[Dataset items]
──────
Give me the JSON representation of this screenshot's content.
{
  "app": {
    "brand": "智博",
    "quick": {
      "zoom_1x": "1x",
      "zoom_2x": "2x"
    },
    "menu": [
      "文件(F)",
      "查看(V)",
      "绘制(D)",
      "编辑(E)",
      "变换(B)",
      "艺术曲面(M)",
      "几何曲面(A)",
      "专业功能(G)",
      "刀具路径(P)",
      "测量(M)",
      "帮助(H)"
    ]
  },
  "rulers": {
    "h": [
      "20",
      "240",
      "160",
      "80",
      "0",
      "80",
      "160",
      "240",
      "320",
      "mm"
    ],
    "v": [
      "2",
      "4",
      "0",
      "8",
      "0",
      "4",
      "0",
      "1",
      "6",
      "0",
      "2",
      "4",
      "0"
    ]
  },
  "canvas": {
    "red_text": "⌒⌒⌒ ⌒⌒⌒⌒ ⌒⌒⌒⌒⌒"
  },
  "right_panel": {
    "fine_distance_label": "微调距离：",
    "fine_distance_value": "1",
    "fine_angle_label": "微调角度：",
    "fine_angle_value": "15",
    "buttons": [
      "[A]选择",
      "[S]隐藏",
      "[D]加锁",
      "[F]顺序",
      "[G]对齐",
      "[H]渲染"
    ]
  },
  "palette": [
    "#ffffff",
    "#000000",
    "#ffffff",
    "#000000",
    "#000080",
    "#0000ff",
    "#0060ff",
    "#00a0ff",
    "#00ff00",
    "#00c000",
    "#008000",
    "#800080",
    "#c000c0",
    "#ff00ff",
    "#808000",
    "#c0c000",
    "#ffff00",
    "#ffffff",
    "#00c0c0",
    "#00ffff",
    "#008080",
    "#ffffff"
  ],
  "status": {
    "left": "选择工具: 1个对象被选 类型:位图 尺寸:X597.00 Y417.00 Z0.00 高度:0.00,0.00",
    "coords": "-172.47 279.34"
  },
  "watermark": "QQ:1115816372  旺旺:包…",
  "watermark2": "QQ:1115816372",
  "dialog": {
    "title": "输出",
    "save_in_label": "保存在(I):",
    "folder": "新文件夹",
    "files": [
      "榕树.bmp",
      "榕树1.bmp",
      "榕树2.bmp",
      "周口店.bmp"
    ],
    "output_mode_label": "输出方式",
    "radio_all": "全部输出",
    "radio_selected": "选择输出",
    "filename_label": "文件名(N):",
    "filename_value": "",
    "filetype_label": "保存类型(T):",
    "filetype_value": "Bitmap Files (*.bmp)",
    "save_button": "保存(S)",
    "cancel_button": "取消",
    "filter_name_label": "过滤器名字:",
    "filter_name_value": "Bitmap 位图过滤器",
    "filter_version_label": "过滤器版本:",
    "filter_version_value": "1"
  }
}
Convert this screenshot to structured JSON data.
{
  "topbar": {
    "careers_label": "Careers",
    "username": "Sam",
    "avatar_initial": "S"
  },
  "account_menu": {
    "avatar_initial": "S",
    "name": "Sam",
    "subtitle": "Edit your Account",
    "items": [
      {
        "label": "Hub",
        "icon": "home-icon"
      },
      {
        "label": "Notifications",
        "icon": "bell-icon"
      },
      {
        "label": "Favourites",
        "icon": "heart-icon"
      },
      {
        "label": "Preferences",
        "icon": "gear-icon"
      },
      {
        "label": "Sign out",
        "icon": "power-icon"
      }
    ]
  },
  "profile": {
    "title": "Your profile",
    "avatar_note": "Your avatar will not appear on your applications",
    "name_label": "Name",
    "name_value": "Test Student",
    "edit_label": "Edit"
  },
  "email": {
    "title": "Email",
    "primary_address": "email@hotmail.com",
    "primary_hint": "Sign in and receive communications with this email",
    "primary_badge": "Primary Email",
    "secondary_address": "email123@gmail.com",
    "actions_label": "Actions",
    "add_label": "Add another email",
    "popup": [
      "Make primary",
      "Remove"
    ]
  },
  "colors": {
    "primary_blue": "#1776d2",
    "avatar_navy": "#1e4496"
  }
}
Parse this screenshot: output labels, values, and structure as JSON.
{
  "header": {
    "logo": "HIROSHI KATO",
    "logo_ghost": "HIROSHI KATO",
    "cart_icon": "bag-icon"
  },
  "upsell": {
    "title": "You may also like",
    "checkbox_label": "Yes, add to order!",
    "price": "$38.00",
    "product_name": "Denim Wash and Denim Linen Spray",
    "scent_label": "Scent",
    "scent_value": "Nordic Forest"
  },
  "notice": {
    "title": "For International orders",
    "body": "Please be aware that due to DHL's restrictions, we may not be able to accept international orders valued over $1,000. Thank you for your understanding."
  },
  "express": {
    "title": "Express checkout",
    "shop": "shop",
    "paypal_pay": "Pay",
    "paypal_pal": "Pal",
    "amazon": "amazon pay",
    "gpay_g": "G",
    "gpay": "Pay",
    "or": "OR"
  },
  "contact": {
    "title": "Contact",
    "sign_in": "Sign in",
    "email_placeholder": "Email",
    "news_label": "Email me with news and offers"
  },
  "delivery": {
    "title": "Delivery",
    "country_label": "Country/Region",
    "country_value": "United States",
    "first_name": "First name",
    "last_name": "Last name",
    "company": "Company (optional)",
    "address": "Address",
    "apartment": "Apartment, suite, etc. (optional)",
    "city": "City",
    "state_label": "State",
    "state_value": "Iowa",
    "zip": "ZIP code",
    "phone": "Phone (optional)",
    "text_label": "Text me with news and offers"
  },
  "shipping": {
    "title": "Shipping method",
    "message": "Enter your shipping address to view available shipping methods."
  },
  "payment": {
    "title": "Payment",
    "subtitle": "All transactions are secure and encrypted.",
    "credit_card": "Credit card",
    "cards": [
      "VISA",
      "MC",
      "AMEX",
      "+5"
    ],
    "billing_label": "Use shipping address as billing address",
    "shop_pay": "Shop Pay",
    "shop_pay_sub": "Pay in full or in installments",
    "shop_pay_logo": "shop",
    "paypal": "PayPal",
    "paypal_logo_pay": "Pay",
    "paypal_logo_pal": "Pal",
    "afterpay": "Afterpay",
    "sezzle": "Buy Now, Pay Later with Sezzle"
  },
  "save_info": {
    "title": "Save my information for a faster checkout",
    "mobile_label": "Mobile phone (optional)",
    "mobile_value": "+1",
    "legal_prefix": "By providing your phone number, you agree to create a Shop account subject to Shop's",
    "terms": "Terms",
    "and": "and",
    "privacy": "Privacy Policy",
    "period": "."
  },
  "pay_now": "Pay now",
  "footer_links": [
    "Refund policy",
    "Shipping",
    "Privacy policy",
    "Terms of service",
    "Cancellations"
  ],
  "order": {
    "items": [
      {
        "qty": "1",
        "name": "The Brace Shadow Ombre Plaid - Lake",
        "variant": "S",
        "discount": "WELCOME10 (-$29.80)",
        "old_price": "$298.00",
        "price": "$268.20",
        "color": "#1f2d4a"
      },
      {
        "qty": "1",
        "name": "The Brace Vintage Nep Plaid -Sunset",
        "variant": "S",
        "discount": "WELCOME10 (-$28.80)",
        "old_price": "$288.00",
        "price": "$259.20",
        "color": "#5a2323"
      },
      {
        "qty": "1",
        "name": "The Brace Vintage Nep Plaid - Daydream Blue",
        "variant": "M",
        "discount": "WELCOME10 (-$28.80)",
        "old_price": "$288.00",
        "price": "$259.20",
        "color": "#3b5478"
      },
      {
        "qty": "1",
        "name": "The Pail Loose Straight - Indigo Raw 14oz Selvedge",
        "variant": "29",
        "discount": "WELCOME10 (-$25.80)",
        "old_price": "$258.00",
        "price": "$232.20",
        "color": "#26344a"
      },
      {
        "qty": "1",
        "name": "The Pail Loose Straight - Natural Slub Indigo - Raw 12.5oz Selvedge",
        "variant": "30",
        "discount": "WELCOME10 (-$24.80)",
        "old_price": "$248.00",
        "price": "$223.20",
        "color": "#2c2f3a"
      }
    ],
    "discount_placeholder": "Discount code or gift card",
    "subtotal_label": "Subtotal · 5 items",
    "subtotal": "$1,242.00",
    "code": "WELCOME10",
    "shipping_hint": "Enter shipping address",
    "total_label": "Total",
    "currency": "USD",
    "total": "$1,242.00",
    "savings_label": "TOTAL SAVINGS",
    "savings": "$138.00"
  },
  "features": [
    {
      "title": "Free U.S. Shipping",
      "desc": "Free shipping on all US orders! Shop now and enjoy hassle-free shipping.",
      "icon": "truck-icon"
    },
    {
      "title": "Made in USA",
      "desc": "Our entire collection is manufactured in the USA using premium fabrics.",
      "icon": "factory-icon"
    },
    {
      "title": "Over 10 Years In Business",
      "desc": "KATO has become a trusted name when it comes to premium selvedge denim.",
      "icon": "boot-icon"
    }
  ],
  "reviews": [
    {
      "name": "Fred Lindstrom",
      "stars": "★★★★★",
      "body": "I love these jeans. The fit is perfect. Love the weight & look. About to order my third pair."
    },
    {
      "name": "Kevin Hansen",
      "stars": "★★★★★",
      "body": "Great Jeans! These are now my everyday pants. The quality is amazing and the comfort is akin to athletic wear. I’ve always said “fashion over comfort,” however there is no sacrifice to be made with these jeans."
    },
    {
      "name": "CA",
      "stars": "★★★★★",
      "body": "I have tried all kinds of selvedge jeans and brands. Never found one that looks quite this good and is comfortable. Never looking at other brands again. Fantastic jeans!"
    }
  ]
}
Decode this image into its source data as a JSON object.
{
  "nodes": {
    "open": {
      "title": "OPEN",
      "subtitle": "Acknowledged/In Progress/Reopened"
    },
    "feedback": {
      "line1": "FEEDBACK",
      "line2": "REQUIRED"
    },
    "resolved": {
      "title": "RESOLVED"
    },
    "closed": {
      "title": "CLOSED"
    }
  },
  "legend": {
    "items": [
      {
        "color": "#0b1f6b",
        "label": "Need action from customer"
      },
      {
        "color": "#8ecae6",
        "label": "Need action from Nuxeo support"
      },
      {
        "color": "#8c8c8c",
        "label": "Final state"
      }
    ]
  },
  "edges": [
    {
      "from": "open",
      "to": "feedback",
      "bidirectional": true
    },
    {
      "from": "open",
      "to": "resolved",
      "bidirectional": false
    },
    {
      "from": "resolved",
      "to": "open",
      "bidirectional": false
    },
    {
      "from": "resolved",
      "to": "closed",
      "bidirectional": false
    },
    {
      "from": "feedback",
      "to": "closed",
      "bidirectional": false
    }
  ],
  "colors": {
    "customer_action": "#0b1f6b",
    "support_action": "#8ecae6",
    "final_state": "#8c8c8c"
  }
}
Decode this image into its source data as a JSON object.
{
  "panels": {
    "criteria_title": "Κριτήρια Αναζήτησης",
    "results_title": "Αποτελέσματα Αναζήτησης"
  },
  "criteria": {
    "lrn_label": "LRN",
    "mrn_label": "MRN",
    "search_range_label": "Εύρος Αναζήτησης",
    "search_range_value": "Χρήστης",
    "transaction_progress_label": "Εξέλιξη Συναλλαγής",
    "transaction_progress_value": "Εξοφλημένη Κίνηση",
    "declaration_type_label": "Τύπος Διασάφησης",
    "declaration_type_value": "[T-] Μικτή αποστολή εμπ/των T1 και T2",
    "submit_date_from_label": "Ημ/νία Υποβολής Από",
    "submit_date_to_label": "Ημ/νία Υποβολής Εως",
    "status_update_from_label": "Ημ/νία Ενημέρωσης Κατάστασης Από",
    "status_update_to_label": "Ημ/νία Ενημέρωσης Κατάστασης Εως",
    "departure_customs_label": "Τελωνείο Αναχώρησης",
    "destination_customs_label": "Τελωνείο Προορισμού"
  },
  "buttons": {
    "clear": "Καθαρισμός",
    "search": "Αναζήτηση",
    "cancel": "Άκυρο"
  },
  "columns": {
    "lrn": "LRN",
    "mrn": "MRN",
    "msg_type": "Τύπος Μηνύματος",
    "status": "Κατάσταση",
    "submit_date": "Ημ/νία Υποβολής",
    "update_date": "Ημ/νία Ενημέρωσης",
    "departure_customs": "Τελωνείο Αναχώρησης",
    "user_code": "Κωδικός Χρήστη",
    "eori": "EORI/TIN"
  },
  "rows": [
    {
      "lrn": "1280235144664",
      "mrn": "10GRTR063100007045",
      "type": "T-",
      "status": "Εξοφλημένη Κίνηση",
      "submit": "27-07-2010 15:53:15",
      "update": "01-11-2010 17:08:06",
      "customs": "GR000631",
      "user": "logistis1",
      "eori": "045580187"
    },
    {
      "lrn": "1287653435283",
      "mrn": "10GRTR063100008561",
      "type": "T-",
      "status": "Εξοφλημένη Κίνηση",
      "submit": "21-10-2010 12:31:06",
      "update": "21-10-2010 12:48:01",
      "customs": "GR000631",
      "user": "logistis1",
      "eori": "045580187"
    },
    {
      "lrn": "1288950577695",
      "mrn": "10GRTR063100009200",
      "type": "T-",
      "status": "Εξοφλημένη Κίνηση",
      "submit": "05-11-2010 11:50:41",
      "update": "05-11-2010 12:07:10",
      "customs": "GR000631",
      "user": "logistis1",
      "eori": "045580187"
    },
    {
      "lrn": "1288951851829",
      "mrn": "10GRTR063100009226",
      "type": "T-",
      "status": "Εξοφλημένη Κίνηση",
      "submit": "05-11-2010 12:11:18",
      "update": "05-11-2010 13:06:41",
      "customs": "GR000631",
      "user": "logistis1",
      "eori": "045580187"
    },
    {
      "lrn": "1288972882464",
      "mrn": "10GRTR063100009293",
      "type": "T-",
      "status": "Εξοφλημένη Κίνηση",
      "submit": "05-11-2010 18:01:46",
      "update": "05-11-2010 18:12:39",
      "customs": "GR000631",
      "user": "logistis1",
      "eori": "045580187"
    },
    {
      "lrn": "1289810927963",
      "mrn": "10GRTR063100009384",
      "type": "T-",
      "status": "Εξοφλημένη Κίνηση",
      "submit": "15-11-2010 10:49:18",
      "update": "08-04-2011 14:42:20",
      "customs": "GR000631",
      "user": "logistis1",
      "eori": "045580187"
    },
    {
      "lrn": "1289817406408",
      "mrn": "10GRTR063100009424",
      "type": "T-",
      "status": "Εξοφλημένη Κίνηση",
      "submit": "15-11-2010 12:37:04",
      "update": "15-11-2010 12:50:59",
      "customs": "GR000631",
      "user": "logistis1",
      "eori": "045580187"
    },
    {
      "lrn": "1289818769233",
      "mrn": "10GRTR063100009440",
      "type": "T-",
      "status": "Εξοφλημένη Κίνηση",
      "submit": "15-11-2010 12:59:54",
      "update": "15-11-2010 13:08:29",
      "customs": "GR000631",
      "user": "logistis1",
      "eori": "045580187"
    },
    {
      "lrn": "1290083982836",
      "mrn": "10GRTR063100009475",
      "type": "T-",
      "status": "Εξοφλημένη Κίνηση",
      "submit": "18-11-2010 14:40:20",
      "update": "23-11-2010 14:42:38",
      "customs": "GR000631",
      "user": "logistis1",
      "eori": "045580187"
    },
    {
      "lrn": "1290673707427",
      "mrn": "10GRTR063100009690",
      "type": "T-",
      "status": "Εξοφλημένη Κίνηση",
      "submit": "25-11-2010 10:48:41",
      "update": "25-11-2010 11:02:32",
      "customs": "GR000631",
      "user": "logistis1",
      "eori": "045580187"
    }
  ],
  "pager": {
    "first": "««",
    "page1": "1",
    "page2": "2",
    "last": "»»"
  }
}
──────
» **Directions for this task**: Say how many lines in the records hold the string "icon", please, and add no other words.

» **Exercise output**: 9